• **Problem details**:
Nothing but a number should be given: the count of lines in the data that include the string "Select".

• **Data section**:
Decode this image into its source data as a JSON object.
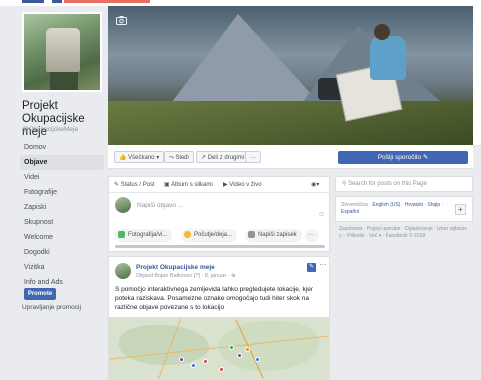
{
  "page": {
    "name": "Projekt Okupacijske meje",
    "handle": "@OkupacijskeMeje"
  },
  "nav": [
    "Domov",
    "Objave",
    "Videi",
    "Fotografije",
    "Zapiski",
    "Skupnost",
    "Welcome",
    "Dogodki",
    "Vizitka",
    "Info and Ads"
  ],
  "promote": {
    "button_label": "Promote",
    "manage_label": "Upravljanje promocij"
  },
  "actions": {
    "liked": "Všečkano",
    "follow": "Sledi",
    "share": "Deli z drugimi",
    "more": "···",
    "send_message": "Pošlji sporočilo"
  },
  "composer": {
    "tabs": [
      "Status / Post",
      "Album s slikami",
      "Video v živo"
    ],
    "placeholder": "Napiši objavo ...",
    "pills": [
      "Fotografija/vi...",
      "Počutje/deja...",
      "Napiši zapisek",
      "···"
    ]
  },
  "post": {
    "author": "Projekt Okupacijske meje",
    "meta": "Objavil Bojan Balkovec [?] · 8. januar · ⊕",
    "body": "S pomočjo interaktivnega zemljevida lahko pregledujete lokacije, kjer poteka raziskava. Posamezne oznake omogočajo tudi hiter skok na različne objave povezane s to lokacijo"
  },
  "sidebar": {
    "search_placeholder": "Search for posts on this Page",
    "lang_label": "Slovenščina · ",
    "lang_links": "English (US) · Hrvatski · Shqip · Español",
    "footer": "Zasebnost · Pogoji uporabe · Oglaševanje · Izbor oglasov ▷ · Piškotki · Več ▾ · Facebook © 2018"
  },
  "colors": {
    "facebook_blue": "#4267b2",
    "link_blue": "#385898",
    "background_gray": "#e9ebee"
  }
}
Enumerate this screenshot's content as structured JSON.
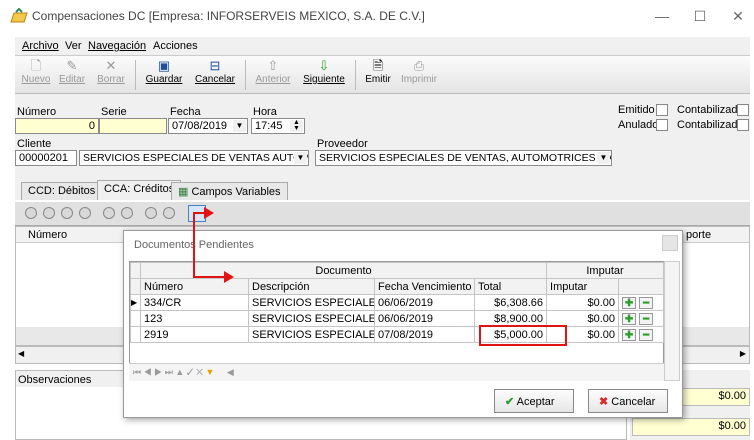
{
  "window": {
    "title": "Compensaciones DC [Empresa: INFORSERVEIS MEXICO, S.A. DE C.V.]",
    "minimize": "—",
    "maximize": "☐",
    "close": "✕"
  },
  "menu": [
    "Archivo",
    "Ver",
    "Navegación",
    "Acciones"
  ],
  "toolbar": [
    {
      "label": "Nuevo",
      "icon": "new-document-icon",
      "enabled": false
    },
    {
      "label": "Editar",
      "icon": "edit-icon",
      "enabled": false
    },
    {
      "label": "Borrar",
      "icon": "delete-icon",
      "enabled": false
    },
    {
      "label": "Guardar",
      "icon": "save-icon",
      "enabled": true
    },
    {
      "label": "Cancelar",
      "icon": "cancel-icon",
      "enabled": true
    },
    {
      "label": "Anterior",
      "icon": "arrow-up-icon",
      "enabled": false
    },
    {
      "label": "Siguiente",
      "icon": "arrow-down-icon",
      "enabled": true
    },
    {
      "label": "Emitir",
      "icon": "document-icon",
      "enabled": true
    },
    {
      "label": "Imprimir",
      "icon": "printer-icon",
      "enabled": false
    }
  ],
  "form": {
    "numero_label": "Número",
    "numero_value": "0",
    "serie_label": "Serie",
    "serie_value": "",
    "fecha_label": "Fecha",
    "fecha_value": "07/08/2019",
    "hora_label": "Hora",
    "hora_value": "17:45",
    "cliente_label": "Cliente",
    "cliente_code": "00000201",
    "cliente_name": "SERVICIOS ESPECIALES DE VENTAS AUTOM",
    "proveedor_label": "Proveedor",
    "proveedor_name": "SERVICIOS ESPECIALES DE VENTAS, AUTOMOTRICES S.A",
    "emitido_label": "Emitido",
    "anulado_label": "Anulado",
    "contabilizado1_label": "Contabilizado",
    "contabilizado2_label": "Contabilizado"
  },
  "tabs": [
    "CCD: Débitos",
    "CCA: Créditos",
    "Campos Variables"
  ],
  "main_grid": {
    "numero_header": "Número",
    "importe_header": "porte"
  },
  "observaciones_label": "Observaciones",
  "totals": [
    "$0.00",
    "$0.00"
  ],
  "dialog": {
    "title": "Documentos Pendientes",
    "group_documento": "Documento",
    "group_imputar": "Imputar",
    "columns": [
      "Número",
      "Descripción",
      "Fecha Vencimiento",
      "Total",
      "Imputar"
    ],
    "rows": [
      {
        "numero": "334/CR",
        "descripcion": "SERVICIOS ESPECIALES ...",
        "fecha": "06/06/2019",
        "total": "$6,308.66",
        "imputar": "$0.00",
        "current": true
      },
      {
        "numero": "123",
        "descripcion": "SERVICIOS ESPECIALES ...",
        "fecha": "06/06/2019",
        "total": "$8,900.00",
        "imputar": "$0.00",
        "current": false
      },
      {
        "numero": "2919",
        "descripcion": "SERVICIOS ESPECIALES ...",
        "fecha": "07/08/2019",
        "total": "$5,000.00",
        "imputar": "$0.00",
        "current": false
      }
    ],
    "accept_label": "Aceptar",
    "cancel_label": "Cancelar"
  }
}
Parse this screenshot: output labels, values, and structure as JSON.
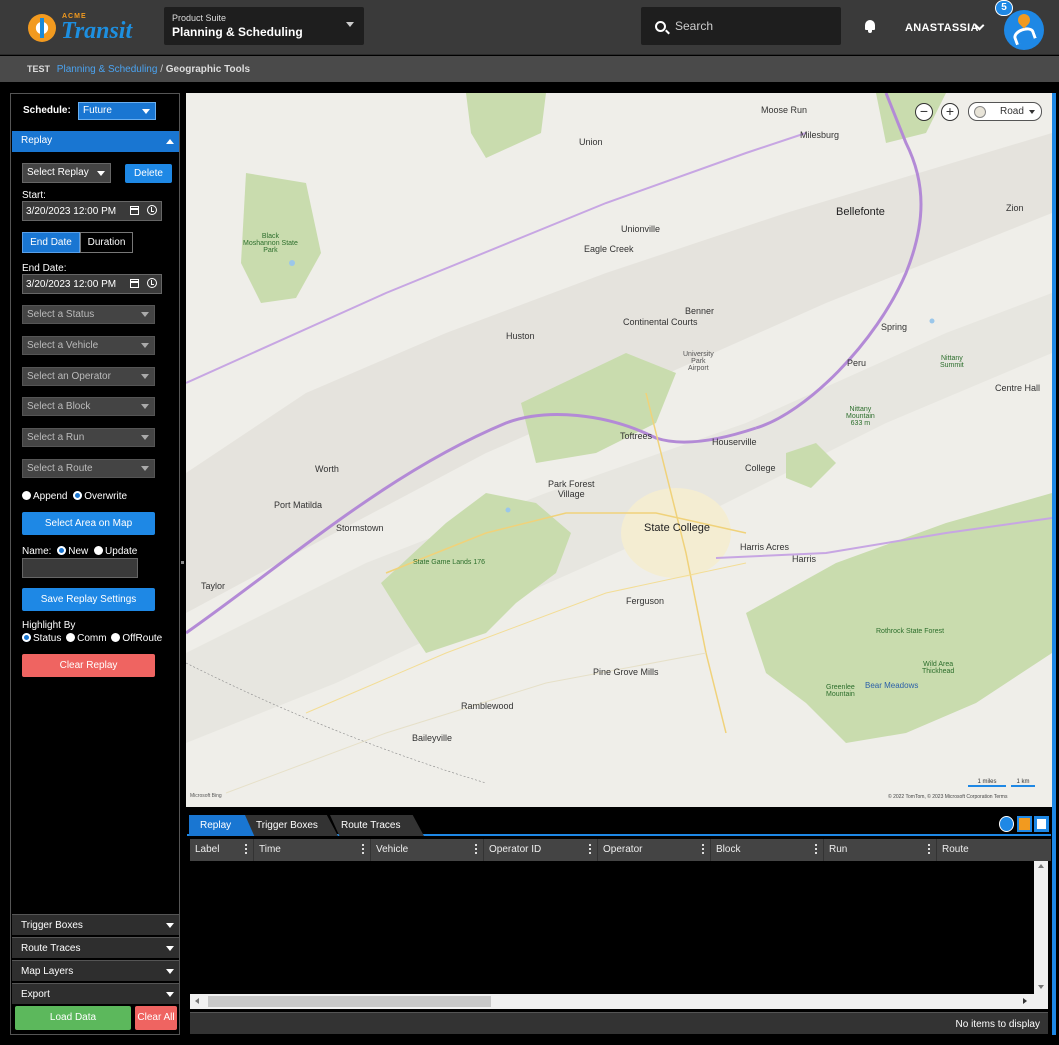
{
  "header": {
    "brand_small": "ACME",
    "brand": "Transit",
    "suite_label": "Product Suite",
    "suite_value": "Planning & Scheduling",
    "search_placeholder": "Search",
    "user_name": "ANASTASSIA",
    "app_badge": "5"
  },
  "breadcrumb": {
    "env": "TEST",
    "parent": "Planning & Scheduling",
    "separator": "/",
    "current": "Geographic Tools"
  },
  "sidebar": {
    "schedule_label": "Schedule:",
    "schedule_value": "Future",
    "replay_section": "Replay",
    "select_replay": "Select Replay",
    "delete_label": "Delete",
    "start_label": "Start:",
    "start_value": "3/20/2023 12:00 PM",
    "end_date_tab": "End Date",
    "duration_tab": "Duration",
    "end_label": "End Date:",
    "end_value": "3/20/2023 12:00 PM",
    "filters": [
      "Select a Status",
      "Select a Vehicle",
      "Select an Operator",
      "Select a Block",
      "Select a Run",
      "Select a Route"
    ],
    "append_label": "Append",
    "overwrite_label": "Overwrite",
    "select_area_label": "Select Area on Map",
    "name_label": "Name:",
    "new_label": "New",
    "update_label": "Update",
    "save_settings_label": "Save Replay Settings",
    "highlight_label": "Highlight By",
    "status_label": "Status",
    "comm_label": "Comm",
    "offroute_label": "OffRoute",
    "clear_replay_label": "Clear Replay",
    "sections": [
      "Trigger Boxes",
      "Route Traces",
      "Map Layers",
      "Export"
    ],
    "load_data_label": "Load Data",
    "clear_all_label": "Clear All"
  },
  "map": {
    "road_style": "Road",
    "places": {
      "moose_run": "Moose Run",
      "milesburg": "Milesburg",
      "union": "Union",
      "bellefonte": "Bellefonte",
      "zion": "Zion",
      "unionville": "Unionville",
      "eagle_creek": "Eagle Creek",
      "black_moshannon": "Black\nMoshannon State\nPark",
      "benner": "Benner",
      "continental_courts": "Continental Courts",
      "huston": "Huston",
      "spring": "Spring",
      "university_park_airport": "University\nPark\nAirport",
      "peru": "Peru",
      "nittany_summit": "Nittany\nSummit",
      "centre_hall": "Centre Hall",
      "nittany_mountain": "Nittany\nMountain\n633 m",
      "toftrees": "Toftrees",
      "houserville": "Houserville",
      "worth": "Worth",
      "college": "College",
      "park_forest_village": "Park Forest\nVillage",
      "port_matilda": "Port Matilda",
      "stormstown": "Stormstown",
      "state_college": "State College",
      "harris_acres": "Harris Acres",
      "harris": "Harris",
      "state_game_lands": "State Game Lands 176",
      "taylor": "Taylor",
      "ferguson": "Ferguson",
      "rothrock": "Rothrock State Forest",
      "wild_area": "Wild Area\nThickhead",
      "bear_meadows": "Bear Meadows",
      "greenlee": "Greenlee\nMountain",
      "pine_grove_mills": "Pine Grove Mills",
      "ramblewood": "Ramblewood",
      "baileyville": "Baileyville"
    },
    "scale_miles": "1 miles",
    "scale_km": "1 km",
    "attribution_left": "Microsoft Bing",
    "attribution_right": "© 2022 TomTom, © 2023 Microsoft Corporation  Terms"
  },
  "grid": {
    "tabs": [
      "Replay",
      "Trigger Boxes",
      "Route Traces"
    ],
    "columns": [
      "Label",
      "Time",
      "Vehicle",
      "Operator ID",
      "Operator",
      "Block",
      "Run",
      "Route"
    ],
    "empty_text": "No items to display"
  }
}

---

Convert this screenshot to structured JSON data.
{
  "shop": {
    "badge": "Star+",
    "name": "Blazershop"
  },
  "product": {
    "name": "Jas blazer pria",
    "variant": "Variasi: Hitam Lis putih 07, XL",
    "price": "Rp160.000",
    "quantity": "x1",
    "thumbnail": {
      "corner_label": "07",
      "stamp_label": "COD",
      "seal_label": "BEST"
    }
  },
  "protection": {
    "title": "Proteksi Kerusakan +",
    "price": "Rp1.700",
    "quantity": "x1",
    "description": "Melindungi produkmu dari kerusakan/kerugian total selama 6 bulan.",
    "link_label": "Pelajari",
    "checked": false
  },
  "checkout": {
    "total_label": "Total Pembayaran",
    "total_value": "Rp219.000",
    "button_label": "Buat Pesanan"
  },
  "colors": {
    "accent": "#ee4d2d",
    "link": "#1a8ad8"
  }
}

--

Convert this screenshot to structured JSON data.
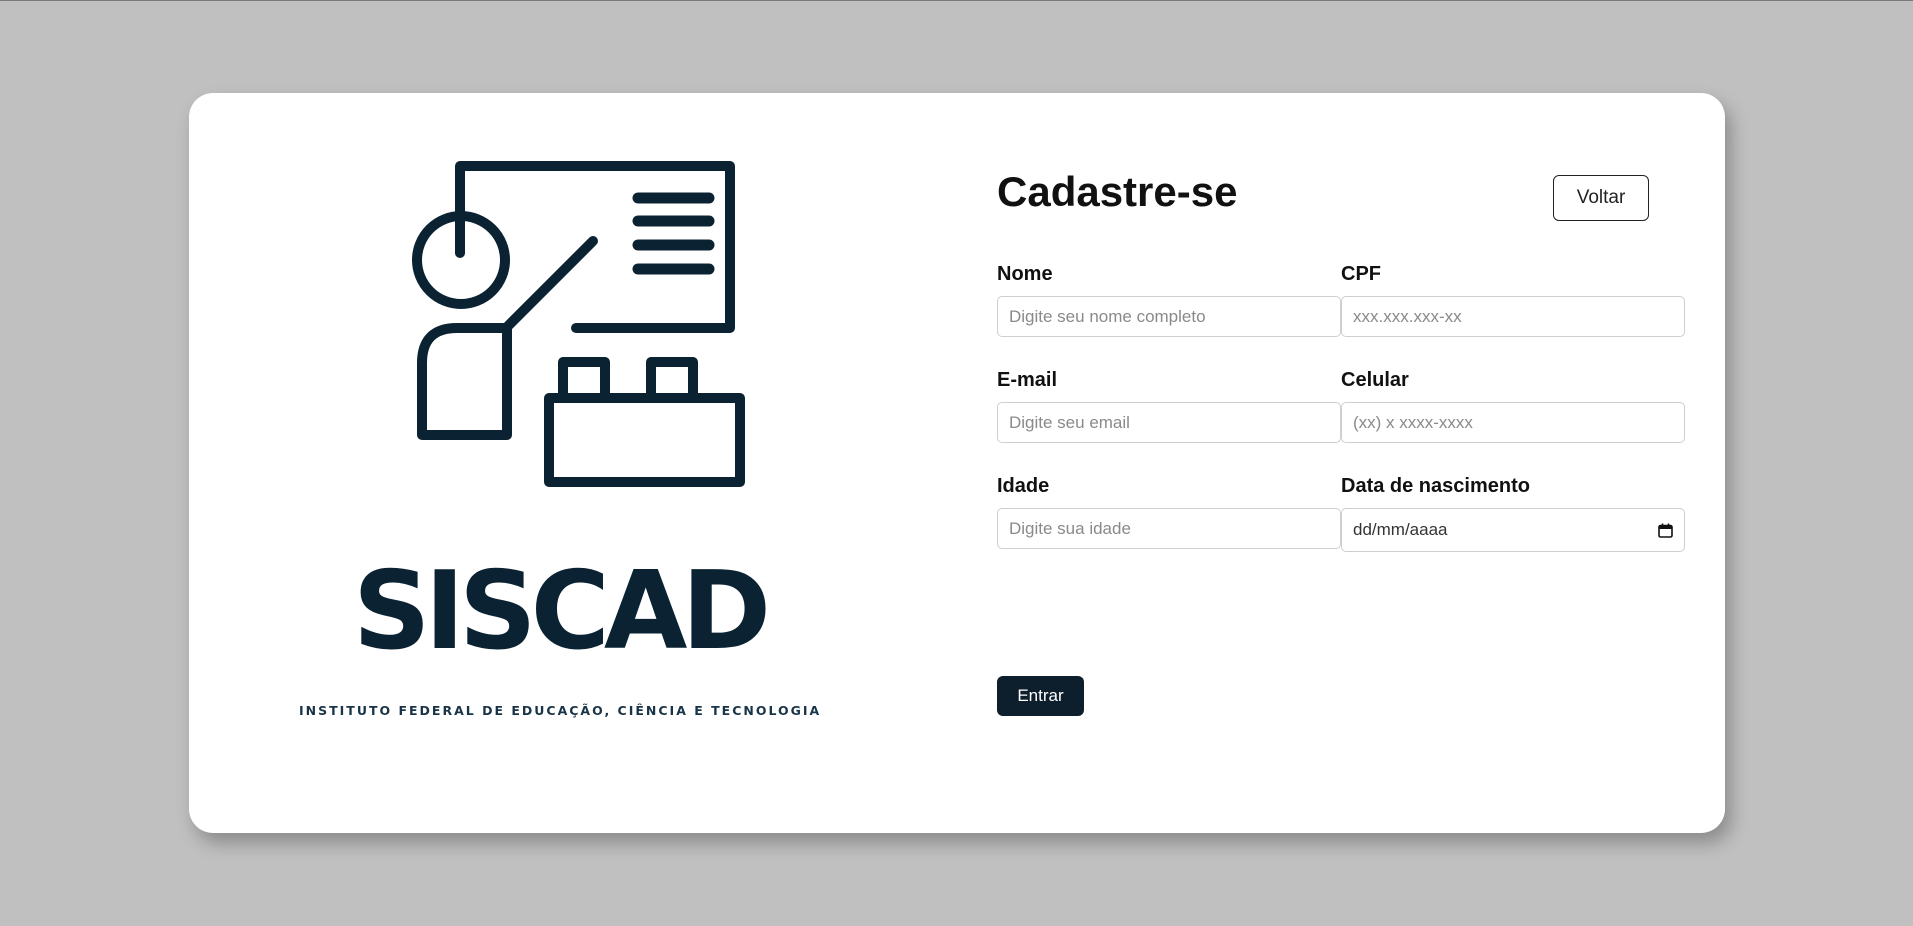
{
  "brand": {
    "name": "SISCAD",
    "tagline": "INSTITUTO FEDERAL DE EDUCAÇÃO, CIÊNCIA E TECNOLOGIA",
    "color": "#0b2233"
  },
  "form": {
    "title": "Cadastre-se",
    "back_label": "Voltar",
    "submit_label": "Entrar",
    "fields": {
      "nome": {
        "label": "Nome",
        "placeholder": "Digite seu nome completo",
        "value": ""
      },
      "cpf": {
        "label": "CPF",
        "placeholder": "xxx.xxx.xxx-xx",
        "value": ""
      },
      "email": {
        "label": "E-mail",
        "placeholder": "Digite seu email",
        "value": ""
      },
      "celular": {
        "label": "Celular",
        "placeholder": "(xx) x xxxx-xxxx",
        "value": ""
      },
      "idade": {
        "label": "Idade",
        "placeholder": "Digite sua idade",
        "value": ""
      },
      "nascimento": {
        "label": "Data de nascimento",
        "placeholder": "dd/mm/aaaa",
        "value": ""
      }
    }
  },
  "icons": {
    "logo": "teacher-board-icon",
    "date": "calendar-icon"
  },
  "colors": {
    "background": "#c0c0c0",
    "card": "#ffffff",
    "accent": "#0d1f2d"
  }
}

• **Answer space**:
8